    Here's a good rundown of the debate about TAs:

  3. Anonymous said...

    Looks like this post on the blogmela was wrongly credited. I have dropped in a comment abt it - hope it will get rectified soon.

  4. Anonymous said...

    This is a complex issue.Whats important? Languages you can speak,read and understand, or language in which you think and can write. I studied in Gujrati medium upto S.S.C.(Xth) but then had English as medium of teaching in Medical college.Today I can speak,read in Gujrati,Marathi,Kokani,Hindi and understand and speak splattering of Kacchhi,sindhi and Punjabi I can write only in English and not in Gujrati which is my mothertoungue.When I have to write letters( yes I do in this era of e mails)in Gujrati its very difficult to find words and form coherent meaningful sentence.I have to think in English and then sort of translate it in mind.Thats the problem Jay Wood talked about Indians in U.S.Unless children learn to think in English at young age this problem will persist. Why do you think Hinglish is so prevelent?Because we think in Hybrid English na.

  5. Anonymous said...

    It is stupid to use the excuse that a child is more comfortable learning through its mother tongue, however a child is more capable of learning more languages at an early age.Anyway a child always picks up its native language from home there is no need to learn it from school as well . We as Indians have an edge over the west considering the fact that we are multilingual, an indian is fluent in 3 or 4 languages.
    It would be a wise decision to make english the mandatory medium of instruction right from kindergarten and if the linguistic fanatics want they can make the state language a mandatory subject of study, it can be a subject just like history or geography where people can learn about its heritage.

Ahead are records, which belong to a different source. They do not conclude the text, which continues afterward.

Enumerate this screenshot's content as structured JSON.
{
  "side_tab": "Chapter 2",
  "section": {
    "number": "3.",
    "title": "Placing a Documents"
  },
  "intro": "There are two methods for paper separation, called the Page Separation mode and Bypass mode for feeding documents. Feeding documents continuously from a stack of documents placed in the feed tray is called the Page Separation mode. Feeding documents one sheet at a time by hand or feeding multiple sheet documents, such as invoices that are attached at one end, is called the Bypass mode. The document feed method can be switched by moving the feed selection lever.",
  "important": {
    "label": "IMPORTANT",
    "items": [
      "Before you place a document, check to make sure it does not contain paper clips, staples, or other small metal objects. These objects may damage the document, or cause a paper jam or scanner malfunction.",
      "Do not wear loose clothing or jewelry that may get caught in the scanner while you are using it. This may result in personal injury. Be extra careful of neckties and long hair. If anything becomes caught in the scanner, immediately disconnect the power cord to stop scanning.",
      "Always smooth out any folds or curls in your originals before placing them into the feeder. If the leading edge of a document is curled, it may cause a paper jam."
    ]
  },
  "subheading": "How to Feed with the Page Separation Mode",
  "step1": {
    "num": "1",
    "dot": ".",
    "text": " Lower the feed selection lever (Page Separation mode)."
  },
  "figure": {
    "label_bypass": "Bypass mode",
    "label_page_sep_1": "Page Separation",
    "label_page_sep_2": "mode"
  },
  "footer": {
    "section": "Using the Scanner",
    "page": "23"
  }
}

  6. मसिजीवी said...

    Well stupidity peeping out of your anonymous.